So it was a pleasant surprise to see the publication by the Hunter Foundation of Oxford Economics’ Raising Scotland’s Economic Growth Rate.

Sir Tom Hunter can always be relied upon to tackle head-on the trickiest of issues, and with governmental policy language completely dominated by the concepts of just transition to net zero or the evolution of fair work it is refreshing to read a report that asks the basic questions about how we earn a living.

The report’s main premise is that Scotland’s economy falls well short of comparators like Norway, Denmark or Singapore. Measured by GDP per head of population Scotland needs an increase in its economy that would be the equivalent of a business the size of Google to match Norway. The present policy offering is simply not enough. The report’s final words are unequivocal – bigger policies are required.

The diagnosis has some familiar components.
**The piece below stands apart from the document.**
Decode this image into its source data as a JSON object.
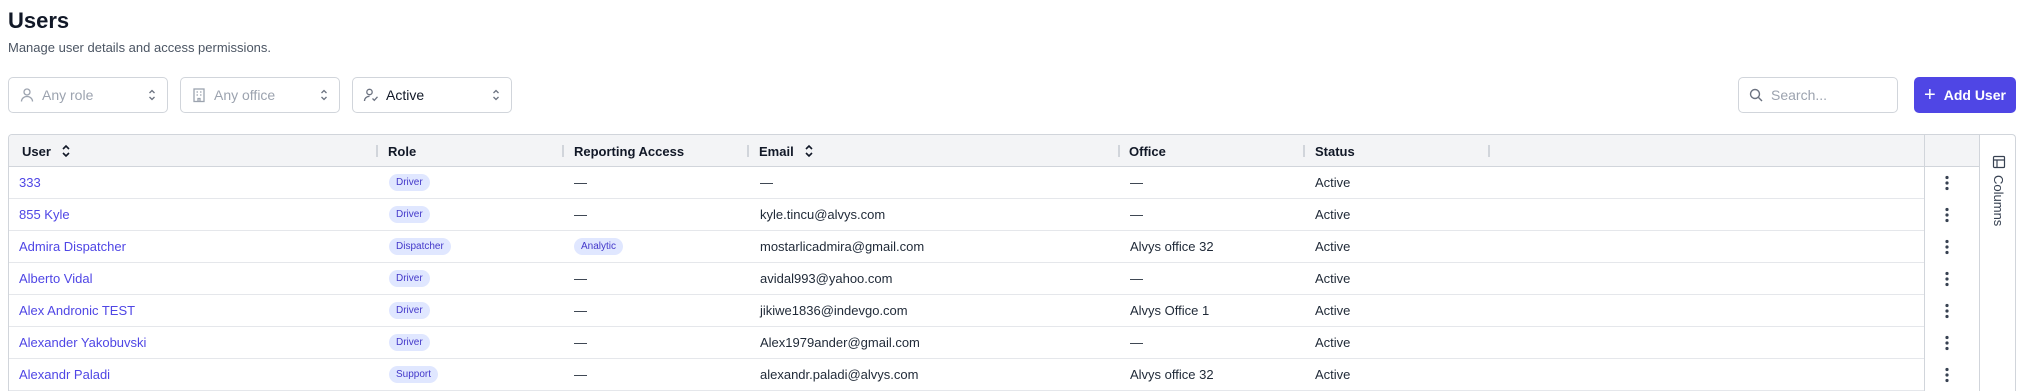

Scotland’s stock of businesses per head of population is amongst the lowest in the UK, our business birth rate is ninth out of the 12 UK nations and regions and our scale-up rate is also low. Our business research and development has become more concentrated in a smaller number of mostly foreign-owned companies. Collaboration links with higher education are too few.

These are long-standing issues which Scottish Enterprise set out to tackle as far back as the mid-90s with initiatives like the Business Birth Rate project and I sympathised with the comment that, whilst some bad policies persist for too long, good policies may fall victim to changes in government or minister – or quango head I might add – when they have had limited opportunity to succeed.

Crucially our employment is less focused compared to the UK as a whole on advanced services in information and communication, in financial services or in scientific and technical industries and although we have a workforce that is more highly-educated we have larger numbers of professionals working in health and education rather than in industry.

Here is where I felt Glasgow’s experience is relevant. On the one hand Glasgow has made much of its International Financial Services District on the Clyde as a magnet for inward investment, now 20 years in development and coming to fuller fruition with the investments in progress by Barclays, Virgin Money and JP Morgan. It is in the IFSD that Glasgow has grown its presence in ICT and financial services jobs which pay well above the national median salary. Here is a project that has been given time to succeed and can still deliver more.

Might the same be possible with the city’s three innovation districts but with a greater emphasis on making the connection between our higher education institutions – which the report acknowledges as a national strength – and industry ? The report notes the first investment made by the Scottish National Investment Bank in M Squared Lasers which of course supports that company’s development in the Glasgow City Innovation District.

There is plenty to agree with in the analysis, although I felt that the dismissal of transport as an important feature of economic development was rather glib and unconvincing and was promptly contradicted in the Denmark case study that emphasised investment in transport infrastructure.

This is a welcome and helpful addition to Scotland’s economic debate and when the Scottish elections are over we should take time to further explore its conclusions.

Stuart Patrick is chief executive of Glasgow Chamber of Commerce